Task item: In the entries below, identify every line with the string "Keywords" and copy it.

Data shown:
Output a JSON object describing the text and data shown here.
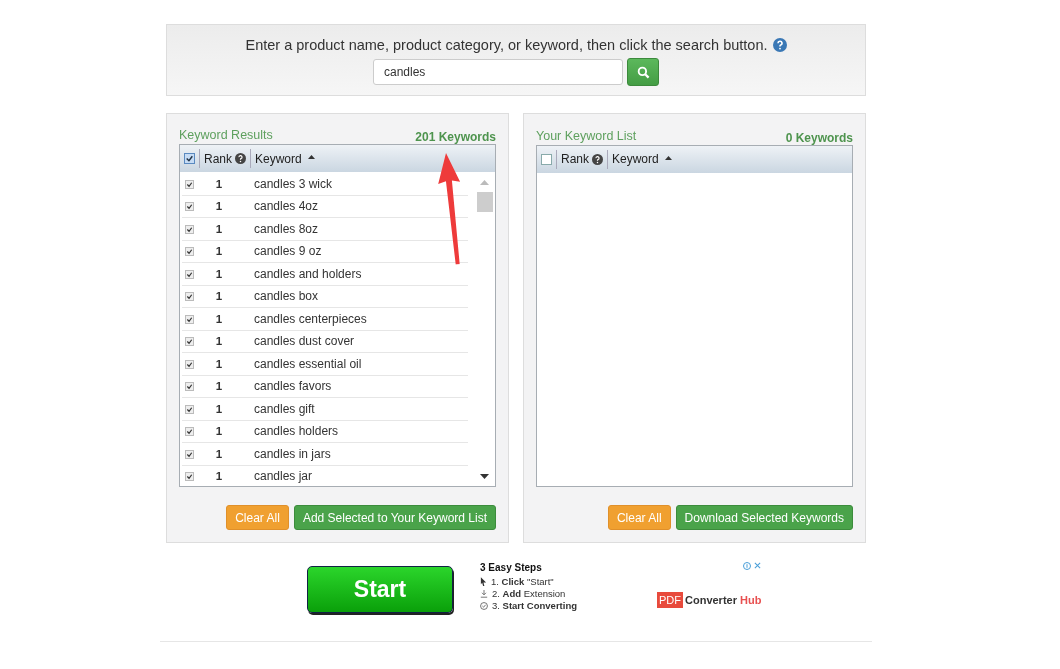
{
  "search": {
    "prompt": "Enter a product name, product category, or keyword, then click the search button.",
    "value": "candles"
  },
  "results_panel": {
    "title": "Keyword Results",
    "count": "201 Keywords",
    "header": {
      "checked": true,
      "columns": [
        "Rank",
        "Keyword"
      ]
    },
    "rows": [
      {
        "checked": true,
        "rank": "1",
        "keyword": "candles 3 wick"
      },
      {
        "checked": true,
        "rank": "1",
        "keyword": "candles 4oz"
      },
      {
        "checked": true,
        "rank": "1",
        "keyword": "candles 8oz"
      },
      {
        "checked": true,
        "rank": "1",
        "keyword": "candles 9 oz"
      },
      {
        "checked": true,
        "rank": "1",
        "keyword": "candles and holders"
      },
      {
        "checked": true,
        "rank": "1",
        "keyword": "candles box"
      },
      {
        "checked": true,
        "rank": "1",
        "keyword": "candles centerpieces"
      },
      {
        "checked": true,
        "rank": "1",
        "keyword": "candles dust cover"
      },
      {
        "checked": true,
        "rank": "1",
        "keyword": "candles essential oil"
      },
      {
        "checked": true,
        "rank": "1",
        "keyword": "candles favors"
      },
      {
        "checked": true,
        "rank": "1",
        "keyword": "candles gift"
      },
      {
        "checked": true,
        "rank": "1",
        "keyword": "candles holders"
      },
      {
        "checked": true,
        "rank": "1",
        "keyword": "candles in jars"
      },
      {
        "checked": true,
        "rank": "1",
        "keyword": "candles jar"
      }
    ],
    "buttons": [
      "Clear All",
      "Add Selected to Your Keyword List"
    ]
  },
  "list_panel": {
    "title": "Your Keyword List",
    "count": "0 Keywords",
    "header": {
      "checked": false,
      "columns": [
        "Rank",
        "Keyword"
      ]
    },
    "buttons": [
      "Clear All",
      "Download Selected Keywords"
    ]
  },
  "ad": {
    "button": "Start",
    "heading": "3 Easy Steps",
    "steps": [
      {
        "kind": "click",
        "text": "1. **Click** \"Start\""
      },
      {
        "kind": "download",
        "text": "2. **Add** Extension"
      },
      {
        "kind": "check",
        "text": "3. **Start Converting**"
      }
    ],
    "logo_badge": "PDF",
    "logo_text": "Converter",
    "logo_accent": "Hub"
  }
}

Solution to this problem:
    "count": "201 Keywords",
    "count": "0 Keywords",
      "Download Selected Keywords"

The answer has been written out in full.